“In the context of a plethora of rules on fire safety at national, regional or local level, HOTREC choose the option to produce a functional and voluntary instrument, which is flexible enough to accommodate all types of hotels, whatever their type or location”, HOTREC explained in a press release.
There are three major innovations with the MBS methodology.
“First of all, it is worth stressing that, for the first time in almost 25 years, hotel fire safety can be summarized into a single legible document”, Sequaris said. “Our MBS methodology is therefore a major breakthrough that can potentially launch a real and major convergence across Europe in the way fire safety is implemented.
“Another key innovation is the move from a prescriptive towards a performance based approach. Such a move will allow hoteliers to identify the local risks and to act accordingly to provide an adequate level of fire safety. For a hotel to be safe, it is much more important to identify and reduce to the minimum the actual risks than to strictly follow a long list of not necessarily adapted requirements”, she said.
Management of fire prevention
The HOTREC guidelines describe good practices regarding hotel fire prevention as the result of three elements: management, building and systems.
“Finally, the methodology puts back the responsibility of fire safety into the hands of the hotelier”, Sequaris said. “This is the reason why the key section of the MBS methodology is the ‘Management’ part. Good fire safety management is a fundamental part of the whole fire safety strategy for hotels”.
With regard to management of hotel fire safety, HOTREC defined good practices stressing seven specific aspects:
- Designate a person to be responsible for fire safety in the hotel;
- maintain a fire safety register containing information relating to fire safety systems, management procedures and training;
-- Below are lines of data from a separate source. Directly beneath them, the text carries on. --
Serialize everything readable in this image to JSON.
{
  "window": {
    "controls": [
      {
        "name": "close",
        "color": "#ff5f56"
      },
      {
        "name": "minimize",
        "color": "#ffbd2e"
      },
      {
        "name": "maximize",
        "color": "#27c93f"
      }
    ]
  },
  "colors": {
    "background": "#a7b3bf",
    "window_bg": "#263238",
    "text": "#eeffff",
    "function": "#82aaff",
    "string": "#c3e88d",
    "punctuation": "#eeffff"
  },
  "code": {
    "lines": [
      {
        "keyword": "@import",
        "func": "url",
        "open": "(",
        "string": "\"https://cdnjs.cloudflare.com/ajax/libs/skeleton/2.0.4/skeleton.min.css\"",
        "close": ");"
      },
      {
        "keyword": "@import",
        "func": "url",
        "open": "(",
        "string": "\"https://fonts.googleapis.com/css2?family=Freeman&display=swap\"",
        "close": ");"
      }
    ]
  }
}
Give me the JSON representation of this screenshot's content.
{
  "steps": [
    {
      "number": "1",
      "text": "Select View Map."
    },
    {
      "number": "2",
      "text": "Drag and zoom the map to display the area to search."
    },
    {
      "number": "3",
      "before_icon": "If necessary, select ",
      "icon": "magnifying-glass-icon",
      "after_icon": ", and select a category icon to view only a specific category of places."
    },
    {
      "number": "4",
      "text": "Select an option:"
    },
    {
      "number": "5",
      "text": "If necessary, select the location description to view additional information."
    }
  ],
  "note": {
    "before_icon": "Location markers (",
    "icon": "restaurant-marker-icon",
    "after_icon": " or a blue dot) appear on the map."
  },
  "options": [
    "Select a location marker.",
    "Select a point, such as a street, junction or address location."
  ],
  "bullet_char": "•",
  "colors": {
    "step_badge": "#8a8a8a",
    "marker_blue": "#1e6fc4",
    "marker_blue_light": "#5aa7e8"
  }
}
- prepare an emergency response plan;
- ensure that every member of staff receive information, instructions and training in fire safety in accordance with their duties;
- organize a planned and documented fire evacuation drill in the hotel at least once a year;
- ensure that all the fire safety systems are regularly inspected and maintained by suitably qualified persons; and
- have a regular fire risk assessment carried out and act on the findings of the risk assessment.
Staff training cannot be overemphasized.
“It is essential that hotel staff be adequately trained to be able to contribute to a high level of fire safety, by being able to maintain the overall level of safety and by knowing exactly what to do in case of a fire”, Sequaris said. “… (In) regards (to) the qualifications of the person responsible, our document specifies that the responsible person should be competent to carry out its function and have authority to make decisions on fire safety matters. Such competence does not necessarily depend on the possession of formal qualifications”.
Building and systems
“The existing stock of hotel buildings have vastly differing construction standards and the type and level of fire safety systems provided will also vary according to the type , nature, age and location of the hotel within Europe”, the report states. And it is not always easy to comply with some fire preventions rules, for example when the hotel is located in a historical building.
In HOTREC’s aim, the building and systems guidelines can be of benefit to those who design a new hotel or who renovate, giving suggestions from site selection and building layout, to construction and interior finishes, escape routes, defining special provisions for high rise buildings, isolated or prefabricated hotels. But also, regarding covered and basement parks, heating ventilating, air conditioning, gas, electrical installations or detection, alarm and smoke management systems.
Regarding hotels in historic buildings, “the performance-based approach of the HOTREC MBS methodology will allow hoteliers, through a risk assessment, to identify the main risk involved and to address the identified deficiencies by using compensatory measures”, Sequaris said.